February 25th, 2019 |

Himawari-8 Advanced Himawari Imagery (AHI) “Clean Window” Band 13 (10.41 µm) at 0330 UTC on 25 February 2019 (Click to enlarge)

Tropical systems over the western Pacific are in a region where surface observations are few and far between.  Imagers on geostationary satellites, such as the Advanced Himawari Imagery (AHI) on Himawari-8, shown above, capably track such systems, but sounders do a much better job diagnosing the atmosphere through and towards which storms are moving.  Data from the Cross-track Infrared Sounder (CrIS) on Suomi NPP (and NOAA-20) is combined with microwave sounder from ATMS (the Advanced Technology Microwave Sounder) also on Suomi NPP (and NOAA-20) to produce NUCAPS (NOAA-Unique Combined Atmospheric Profiling System) Soundings.  These vertical profiles (independent of numerical model simulations) can provide information that is difficult to find elsewhere.  The AHI Clean Window image above is overlain with a swath of NUCAPS Sounding points, and seven (noted on the image as 1-7) are shown below. In the image, NUCAPS profile points coded green denote successful infrared and microwave retrievals; yellow denotes an infrared retrieval that failed, but a microwave retrieval was successful; red denotes failure in both infrared and microwave retrievals — typically meaning that they both failed to converge. Infrared retrievals are most likely to fail in regions of thick clouds, microwave retrievals are most likely to fail in regions of heavy precipitation.

MIMIC Total Precipitable Water, 1500 UTC 24 February – 1400 UTC 25 February 2019 (Click to enlage)

Microwave data alone can also be used to diagnose precipitable water, and an estimate from the MIMIC Total Precipitable Water website for the 24 hours ending at 1400 UTC on 25 February 2019 is shown above.  There is considerable dry air in advance of Wutip, and dry air is also wrapping around the south and east of the storm.

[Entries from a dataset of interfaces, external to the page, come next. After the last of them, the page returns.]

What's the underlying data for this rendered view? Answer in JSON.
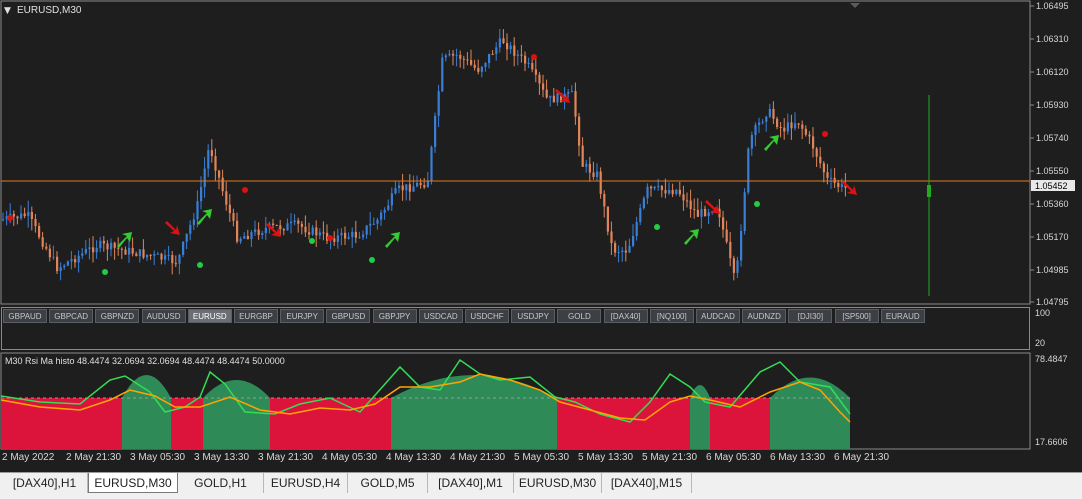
{
  "main_chart": {
    "title": "EURUSD,M30",
    "current_price": "1.05452",
    "price_axis": [
      "1.06495",
      "1.06310",
      "1.06120",
      "1.05930",
      "1.05740",
      "1.05550",
      "1.05360",
      "1.05170",
      "1.04985",
      "1.04795"
    ],
    "colors": {
      "bull": "#3a7fd6",
      "bear": "#e0855a",
      "bid_line": "#e07a22",
      "arrow": "#33cc33",
      "signal_dot_buy": "#22cc44",
      "signal_dot_sell": "#dd1111",
      "vline": "#22aa22"
    }
  },
  "symbol_bar": {
    "symbols": [
      "GBPAUD",
      "GBPCAD",
      "GBPNZD",
      "AUDUSD",
      "EURUSD",
      "EURGBP",
      "EURJPY",
      "GBPUSD",
      "GBPJPY",
      "USDCAD",
      "USDCHF",
      "USDJPY",
      "GOLD",
      "[DAX40]",
      "[NQ100]",
      "AUDCAD",
      "AUDNZD",
      "[DJI30]",
      "[SP500]",
      "EURAUD"
    ],
    "active": "EURUSD",
    "axis": [
      "100",
      "20"
    ]
  },
  "indicator": {
    "title": "M30 Rsi Ma histo 48.4474 32.0694 32.0694 48.4474 48.4474 50.0000",
    "axis_top": "78.4847",
    "axis_bottom": "17.6606",
    "colors": {
      "up": "#2e8b57",
      "down": "#dc143c",
      "rsi": "#33dd55",
      "ma": "#ffa500"
    }
  },
  "time_axis": [
    "2 May 2022",
    "2 May 21:30",
    "3 May 05:30",
    "3 May 13:30",
    "3 May 21:30",
    "4 May 05:30",
    "4 May 13:30",
    "4 May 21:30",
    "5 May 05:30",
    "5 May 13:30",
    "5 May 21:30",
    "6 May 05:30",
    "6 May 13:30",
    "6 May 21:30"
  ],
  "tabs": [
    "[DAX40],H1",
    "EURUSD,M30",
    "GOLD,H1",
    "EURUSD,H4",
    "GOLD,M5",
    "[DAX40],M1",
    "EURUSD,M30",
    "[DAX40],M15"
  ],
  "active_tab": 1
}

Profile 2 for example, was taken over Guam at 0329 UTC on 25 February 2019 and is shown below. Total Precipitable Water at this time was 1.32″, fairly low for a tropical region. The animation of the Guam radiosondes from 0000 UTC on 24 February to 1200 UTC on 25 February is shown beneath the NUCAPS profile.  Total Precipitable Water values over Guam as determined by the radiosonde exceeded 2.3″ on 24 February before dropping to 1.86″ at 00 UTC on the 25th, and 1.37″ on 1200 UTC on 25 February.  The NUCAPS plot over Guam gives an extra observation point — at 0330 UTC, in between ‘normal’ synoptic times — to confirm the arrival of dry air.

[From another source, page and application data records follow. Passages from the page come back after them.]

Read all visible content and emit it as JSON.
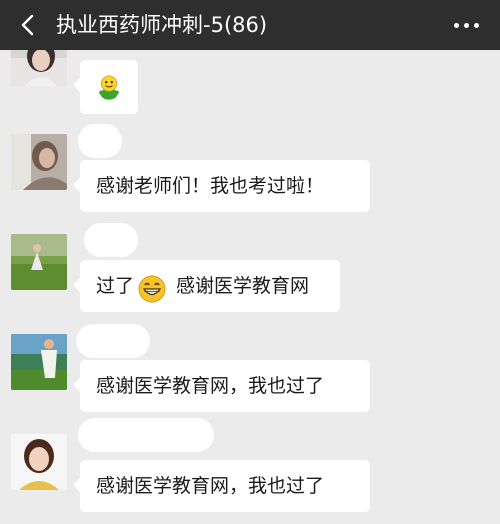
{
  "header": {
    "title": "执业西药师冲刺-5(86)",
    "back_icon": "chevron-left-icon",
    "more_icon": "more-dots-icon"
  },
  "colors": {
    "titlebar": "#2e2e2e",
    "chat_background": "#ebebeb",
    "bubble": "#ffffff",
    "text": "#1a1a1a"
  },
  "messages": [
    {
      "sticker": "green-smiley-sticker",
      "text": ""
    },
    {
      "text": "感谢老师们！我也考过啦！"
    },
    {
      "text_before": "过了",
      "emoji": "grinning-face-emoji",
      "text_after": " 感谢医学教育网"
    },
    {
      "text": "感谢医学教育网，我也过了"
    },
    {
      "text": "感谢医学教育网，我也过了"
    }
  ]
}
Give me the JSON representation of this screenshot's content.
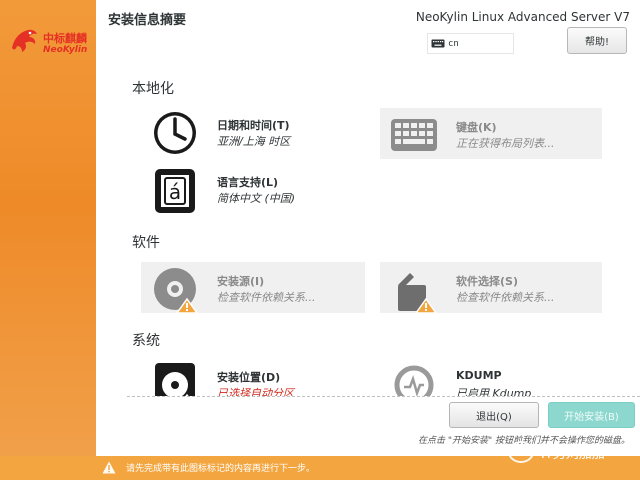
{
  "sidebar": {
    "logo_text_cn": "中标麒麟",
    "logo_text_en": "NeoKylin",
    "background_color": "#ef8e2d"
  },
  "header": {
    "page_title": "安装信息摘要",
    "product_title": "NeoKylin Linux Advanced Server V7",
    "keyboard_layout": "cn",
    "help_label": "帮助!"
  },
  "sections": {
    "localization": {
      "title": "本地化",
      "spokes": [
        {
          "name": "日期和时间(T)",
          "status": "亚洲/上海 时区",
          "icon": "clock-icon",
          "enabled": true
        },
        {
          "name": "键盘(K)",
          "status": "正在获得布局列表...",
          "icon": "keyboard-icon",
          "enabled": false
        },
        {
          "name": "语言支持(L)",
          "status": "简体中文 (中国)",
          "icon": "language-icon",
          "enabled": true
        }
      ]
    },
    "software": {
      "title": "软件",
      "spokes": [
        {
          "name": "安装源(I)",
          "status": "检查软件依赖关系...",
          "icon": "disc-icon",
          "enabled": false,
          "warning": true
        },
        {
          "name": "软件选择(S)",
          "status": "检查软件依赖关系...",
          "icon": "package-icon",
          "enabled": false,
          "warning": true
        }
      ]
    },
    "system": {
      "title": "系统",
      "spokes": [
        {
          "name": "安装位置(D)",
          "status": "已选择自动分区",
          "icon": "harddisk-icon",
          "enabled": true,
          "warning": true
        },
        {
          "name": "KDUMP",
          "status": "已启用 Kdump",
          "icon": "kdump-icon",
          "enabled": true
        }
      ]
    }
  },
  "actions": {
    "quit_label": "退出(Q)",
    "begin_label": "开始安装(B)",
    "footnote": "在点击 \"开始安装\" 按钮前我们并不会操作您的磁盘。"
  },
  "warning_bar": {
    "text": "请先完成带有此图标标记的内容再进行下一步。",
    "color": "#f3a640"
  },
  "watermark": {
    "text": "IT男刘加加"
  },
  "colors": {
    "accent_orange": "#ef8e2d",
    "error_red": "#d22a1e",
    "begin_button": "#8cd8cf"
  }
}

NSharp readout of NUCAPS profile over Guam (point 2) at 0329 UTC on 25 February 2019 (Click to enlarge)

PGUM Rawinsondes, 0000 and 1200 UTC on 24 and 25 February 2019 (Click to enlarge)

NUCAPS suggests that the dry air south of Wutip is exceptionally dry indeed. The NUCAPS plot from Point 7, above, shown below, shows a total Precipitable water in the deep tropics of only 0.5″!

NSharp readout of NUCAPS profile at 5.7 N, 140.1 E (point 7) at 0329 UTC on 25 February 2019 (Click to enlarge)

You can also view other NUCAPS profiles by clicking on the number: 1, 3, 4, 5, 6. Point 4, to the north of Wutip, shows more moisture than the other points. Equilibrium Levels for each of the points north of Wutip are near the tropopause.

Horizontal fields derived from NUCAPS values (for example, Dewpoint temperature at 700 mb) will be available in AWIPS later this year. Himawari imagery in this post courtesy of the Japan Meteorological Agency (JMA).

Leave a Reply